▸ **SUPPLIED RECORDS**
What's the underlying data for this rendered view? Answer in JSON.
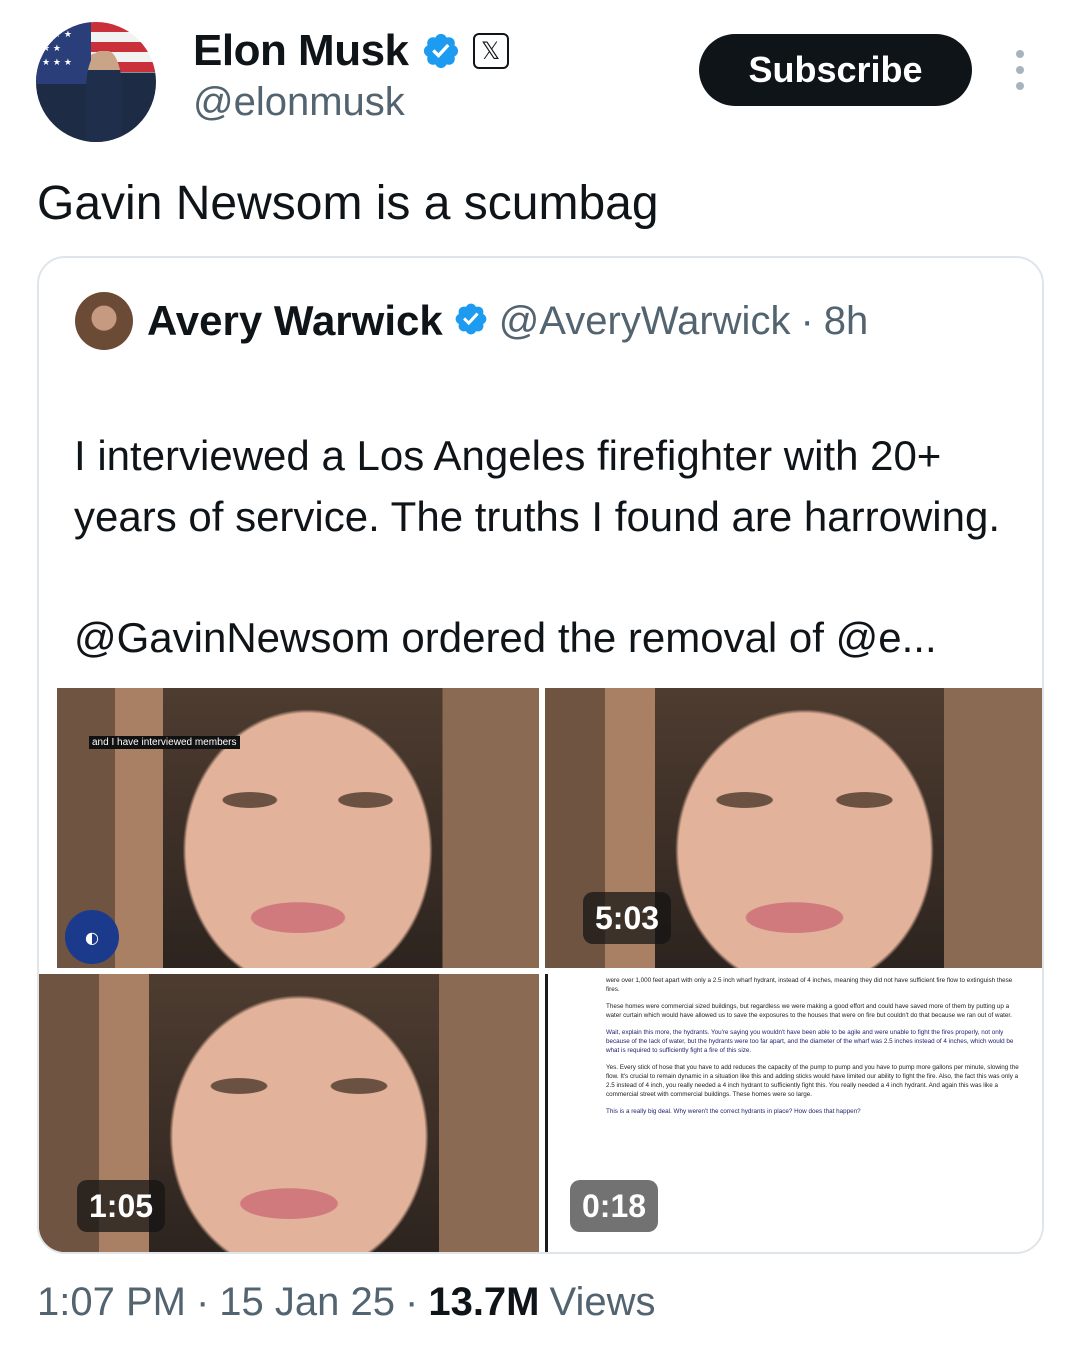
{
  "tweet": {
    "author": {
      "name": "Elon Musk",
      "handle": "@elonmusk",
      "verified_icon": "verified-badge-icon",
      "affiliation_icon": "x-logo-icon"
    },
    "subscribe_label": "Subscribe",
    "more_icon": "more-vertical-icon",
    "text": "Gavin Newsom is a scumbag",
    "timestamp": "1:07 PM",
    "date": "15 Jan 25",
    "views_count": "13.7M",
    "views_label": "Views",
    "separator": "·"
  },
  "quoted": {
    "name": "Avery Warwick",
    "handle": "@AveryWarwick",
    "time": "8h",
    "text_p1": "I interviewed a Los Angeles firefighter with 20+ years of service. The truths I found are harrowing.",
    "text_p2": "@GavinNewsom ordered the removal of @e...",
    "media": [
      {
        "kind": "video",
        "overlay_caption": "and I have interviewed members",
        "duration": ""
      },
      {
        "kind": "video",
        "duration": "5:03"
      },
      {
        "kind": "video",
        "duration": "1:05"
      },
      {
        "kind": "video",
        "duration": "0:18",
        "doc_lines": [
          "were over 1,000 feet apart with only a 2.5 inch wharf hydrant, instead of 4 inches, meaning they did not have sufficient fire flow to extinguish these fires.",
          "These homes were commercial sized buildings, but regardless we were making a good effort and could have saved more of them by putting up a water curtain which would have allowed us to save the exposures to the houses that were on fire but couldn't do that because we ran out of water.",
          "Wait, explain this more, the hydrants. You're saying you wouldn't have been able to be agile and were unable to fight the fires properly, not only because of the lack of water, but the hydrants were too far apart, and the diameter of the wharf was 2.5 inches instead of 4 inches, which would be what is required to sufficiently fight a fire of this size.",
          "Yes. Every stick of hose that you have to add reduces the capacity of the pump to pump and you have to pump more gallons per minute, slowing the flow. It's crucial to remain dynamic in a situation like this and adding sticks would have limited our ability to fight the fire. Also, the fact this was only a 2.5 instead of 4 inch, you really needed a 4 inch hydrant to sufficiently fight this. You really needed a 4 inch hydrant. And again this was like a commercial street with commercial buildings. These homes were so large.",
          "This is a really big deal. Why weren't the correct hydrants in place? How does that happen?"
        ]
      }
    ]
  },
  "colors": {
    "text": "#0f1419",
    "secondary": "#536471",
    "verified_blue": "#1d9bf0",
    "border": "#dfe5ea"
  }
}
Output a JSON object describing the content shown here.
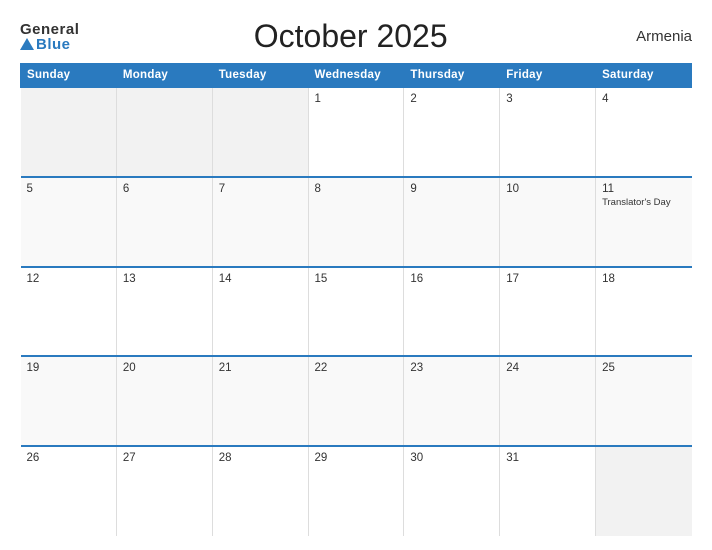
{
  "header": {
    "logo_general": "General",
    "logo_blue": "Blue",
    "title": "October 2025",
    "country": "Armenia"
  },
  "columns": [
    "Sunday",
    "Monday",
    "Tuesday",
    "Wednesday",
    "Thursday",
    "Friday",
    "Saturday"
  ],
  "weeks": [
    [
      {
        "day": "",
        "event": "",
        "empty": true
      },
      {
        "day": "",
        "event": "",
        "empty": true
      },
      {
        "day": "",
        "event": "",
        "empty": true
      },
      {
        "day": "1",
        "event": ""
      },
      {
        "day": "2",
        "event": ""
      },
      {
        "day": "3",
        "event": ""
      },
      {
        "day": "4",
        "event": ""
      }
    ],
    [
      {
        "day": "5",
        "event": ""
      },
      {
        "day": "6",
        "event": ""
      },
      {
        "day": "7",
        "event": ""
      },
      {
        "day": "8",
        "event": ""
      },
      {
        "day": "9",
        "event": ""
      },
      {
        "day": "10",
        "event": ""
      },
      {
        "day": "11",
        "event": "Translator's Day"
      }
    ],
    [
      {
        "day": "12",
        "event": ""
      },
      {
        "day": "13",
        "event": ""
      },
      {
        "day": "14",
        "event": ""
      },
      {
        "day": "15",
        "event": ""
      },
      {
        "day": "16",
        "event": ""
      },
      {
        "day": "17",
        "event": ""
      },
      {
        "day": "18",
        "event": ""
      }
    ],
    [
      {
        "day": "19",
        "event": ""
      },
      {
        "day": "20",
        "event": ""
      },
      {
        "day": "21",
        "event": ""
      },
      {
        "day": "22",
        "event": ""
      },
      {
        "day": "23",
        "event": ""
      },
      {
        "day": "24",
        "event": ""
      },
      {
        "day": "25",
        "event": ""
      }
    ],
    [
      {
        "day": "26",
        "event": ""
      },
      {
        "day": "27",
        "event": ""
      },
      {
        "day": "28",
        "event": ""
      },
      {
        "day": "29",
        "event": ""
      },
      {
        "day": "30",
        "event": ""
      },
      {
        "day": "31",
        "event": ""
      },
      {
        "day": "",
        "event": "",
        "empty": true
      }
    ]
  ]
}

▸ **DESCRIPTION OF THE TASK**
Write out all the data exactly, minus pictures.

▸ **RESULT FOR THIS EXERCISE**
What's the underlying data for this rendered view? Answer in JSON.
{
  "tweet": {
    "author": {
      "name": "Elon Musk",
      "handle": "@elonmusk",
      "verified_icon": "verified-badge-icon",
      "affiliation_icon": "x-logo-icon"
    },
    "subscribe_label": "Subscribe",
    "more_icon": "more-vertical-icon",
    "text": "Gavin Newsom is a scumbag",
    "timestamp": "1:07 PM",
    "date": "15 Jan 25",
    "views_count": "13.7M",
    "views_label": "Views",
    "separator": "·"
  },
  "quoted": {
    "name": "Avery Warwick",
    "handle": "@AveryWarwick",
    "time": "8h",
    "text_p1": "I interviewed a Los Angeles firefighter with 20+ years of service. The truths I found are harrowing.",
    "text_p2": "@GavinNewsom ordered the removal of @e...",
    "media": [
      {
        "kind": "video",
        "overlay_caption": "and I have interviewed members",
        "duration": ""
      },
      {
        "kind": "video",
        "duration": "5:03"
      },
      {
        "kind": "video",
        "duration": "1:05"
      },
      {
        "kind": "video",
        "duration": "0:18",
        "doc_lines": [
          "were over 1,000 feet apart with only a 2.5 inch wharf hydrant, instead of 4 inches, meaning they did not have sufficient fire flow to extinguish these fires.",
          "These homes were commercial sized buildings, but regardless we were making a good effort and could have saved more of them by putting up a water curtain which would have allowed us to save the exposures to the houses that were on fire but couldn't do that because we ran out of water.",
          "Wait, explain this more, the hydrants. You're saying you wouldn't have been able to be agile and were unable to fight the fires properly, not only because of the lack of water, but the hydrants were too far apart, and the diameter of the wharf was 2.5 inches instead of 4 inches, which would be what is required to sufficiently fight a fire of this size.",
          "Yes. Every stick of hose that you have to add reduces the capacity of the pump to pump and you have to pump more gallons per minute, slowing the flow. It's crucial to remain dynamic in a situation like this and adding sticks would have limited our ability to fight the fire. Also, the fact this was only a 2.5 instead of 4 inch, you really needed a 4 inch hydrant to sufficiently fight this. You really needed a 4 inch hydrant. And again this was like a commercial street with commercial buildings. These homes were so large.",
          "This is a really big deal. Why weren't the correct hydrants in place? How does that happen?"
        ]
      }
    ]
  },
  "colors": {
    "text": "#0f1419",
    "secondary": "#536471",
    "verified_blue": "#1d9bf0",
    "border": "#dfe5ea"
  }
}
Output a JSON object describing the content shown here.
{
  "header": {
    "logo_general": "General",
    "logo_blue": "Blue",
    "title": "October 2025",
    "country": "Armenia"
  },
  "columns": [
    "Sunday",
    "Monday",
    "Tuesday",
    "Wednesday",
    "Thursday",
    "Friday",
    "Saturday"
  ],
  "weeks": [
    [
      {
        "day": "",
        "event": "",
        "empty": true
      },
      {
        "day": "",
        "event": "",
        "empty": true
      },
      {
        "day": "",
        "event": "",
        "empty": true
      },
      {
        "day": "1",
        "event": ""
      },
      {
        "day": "2",
        "event": ""
      },
      {
        "day": "3",
        "event": ""
      },
      {
        "day": "4",
        "event": ""
      }
    ],
    [
      {
        "day": "5",
        "event": ""
      },
      {
        "day": "6",
        "event": ""
      },
      {
        "day": "7",
        "event": ""
      },
      {
        "day": "8",
        "event": ""
      },
      {
        "day": "9",
        "event": ""
      },
      {
        "day": "10",
        "event": ""
      },
      {
        "day": "11",
        "event": "Translator's Day"
      }
    ],
    [
      {
        "day": "12",
        "event": ""
      },
      {
        "day": "13",
        "event": ""
      },
      {
        "day": "14",
        "event": ""
      },
      {
        "day": "15",
        "event": ""
      },
      {
        "day": "16",
        "event": ""
      },
      {
        "day": "17",
        "event": ""
      },
      {
        "day": "18",
        "event": ""
      }
    ],
    [
      {
        "day": "19",
        "event": ""
      },
      {
        "day": "20",
        "event": ""
      },
      {
        "day": "21",
        "event": ""
      },
      {
        "day": "22",
        "event": ""
      },
      {
        "day": "23",
        "event": ""
      },
      {
        "day": "24",
        "event": ""
      },
      {
        "day": "25",
        "event": ""
      }
    ],
    [
      {
        "day": "26",
        "event": ""
      },
      {
        "day": "27",
        "event": ""
      },
      {
        "day": "28",
        "event": ""
      },
      {
        "day": "29",
        "event": ""
      },
      {
        "day": "30",
        "event": ""
      },
      {
        "day": "31",
        "event": ""
      },
      {
        "day": "",
        "event": "",
        "empty": true
      }
    ]
  ]
}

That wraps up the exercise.